“This RPG is still all about random battles. You run through a series of multi-floored dungeons that appear barren and devoid of life when “whoooosh!”… *Glissando* - cue battle theme!”Graphically and aurally, FFAE is a BIG step up from the original. The PSP affords this version an impressive widescreen display, along with some super sharp 2D sprite work and a variety of extravagant lights and sparkles. And instead of 8-bit synth, there is now a grandiose orchestral score to accompany us on our travels.
However, we’ve had quite a few SMALL steps taken in the past twenty years. Final Fantasy has been remade more than a few times, gracing consoles from the WonderSwan Color to the GBA, even making an appearance on Japanese mobile phones. Each time, the audiovisual department has received an incremental upgrade, and so if you are familiar with these past remakes, then FFAE is not as telling as it would be for someone who is a completely fresh face; this is a game that will only appease the hardcore devotee, or else someone who’s never touched the original, but is finally willing to give it a go now that the visual side of things has been made more aesthetically pleasing.
“Final Fantasy is a straightforward RPG, and one couldn’t expect anything more from it given its age.”Apart from the exterior overhaul, there are a few additional boss battle pieces (some awesome remixes courtesy of revered composer, Nobuo Uematsu), and some newly added/modified dungeons. But in essence, FFAE is pretty much the exact same game that we’ve been playing since the birth of the original. Perhaps it’s a bit too much on the easy side now, with the ease of levelling catered towards the newer generation of gamers. Maybe it’s too unsophisticated, with the hundreds of RPGs we’ve seen since that fateful day showing comparatively staggering layers of depth. It’s definitely lacking the epic story progression that we’ve now come to expect from all our Final Fantasies. After a guided start, you’re soon left on your own, at times with only a vague idea of where to go next; it’s like a wild goose chase across the expansive, but predominantly empty world. And there are plenty of random-as events, like when you bring a seemingly insignificant rock to the desert and *poof* - out comes an airship. This may have been “radical” in the past, but now it’s just nonsensical.
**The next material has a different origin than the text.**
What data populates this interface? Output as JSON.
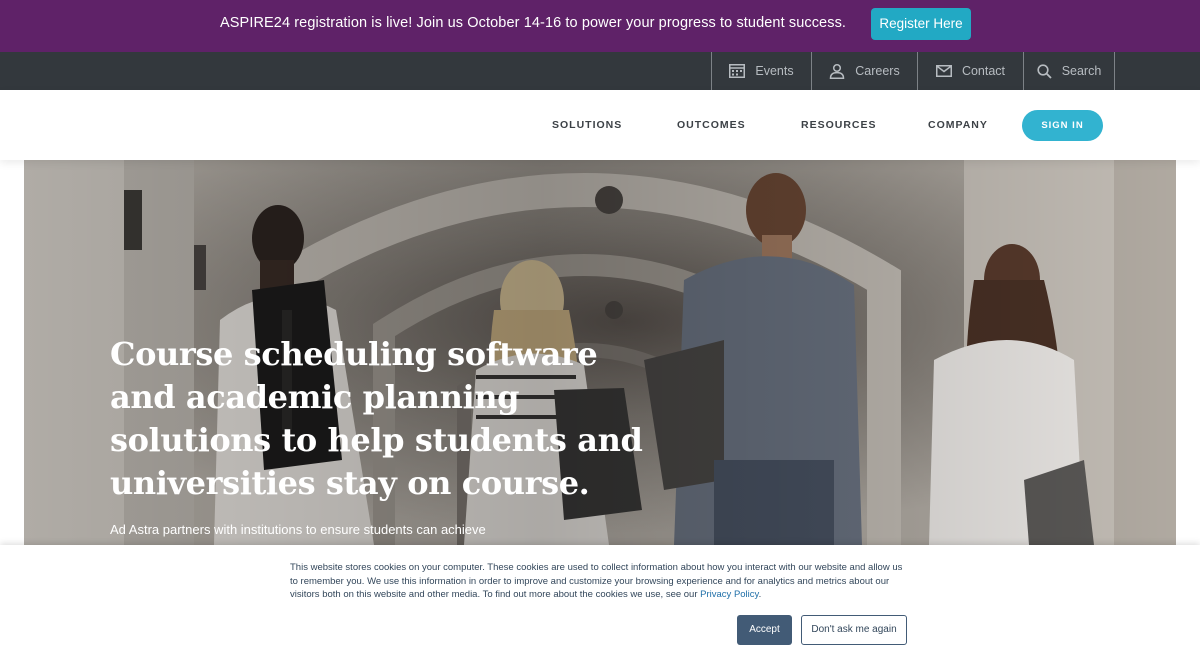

At heart, the basic principles of Final Fantasy, that lie in the now-famous battle system and customisation of classes, still hold firm. The lack of all the assorted tweaks & tune-ups that the series has seen since 1987 diminishes its appeal somewhat, with the more Final Fantasy games you’ve played likely to correlate with less enjoyment you’ll be able to extract from this one (fanboyism withstanding). But despite the simplicity, the repetitiveness and the excessive milking, whatever it may mean to you, I can safely say that this is the definitive Final Fantasy edition as of 2007.
At least, until the next time Square-Enix decides to celebrate with yet another remake - I’ll give them ten years, max.
Five out of ten
- Widescreen display with the sharpest Final Fantasy sprites you've ever seen
- Save nearly anywhere, anytime
- It's a must-have collector's edition...
- ... that you won't see again until the next inevitable anniversary
- RPG mechanics are very basic by today's standards
- It's a short-lived experience, and the absence of its sequel packaged together is unforgivable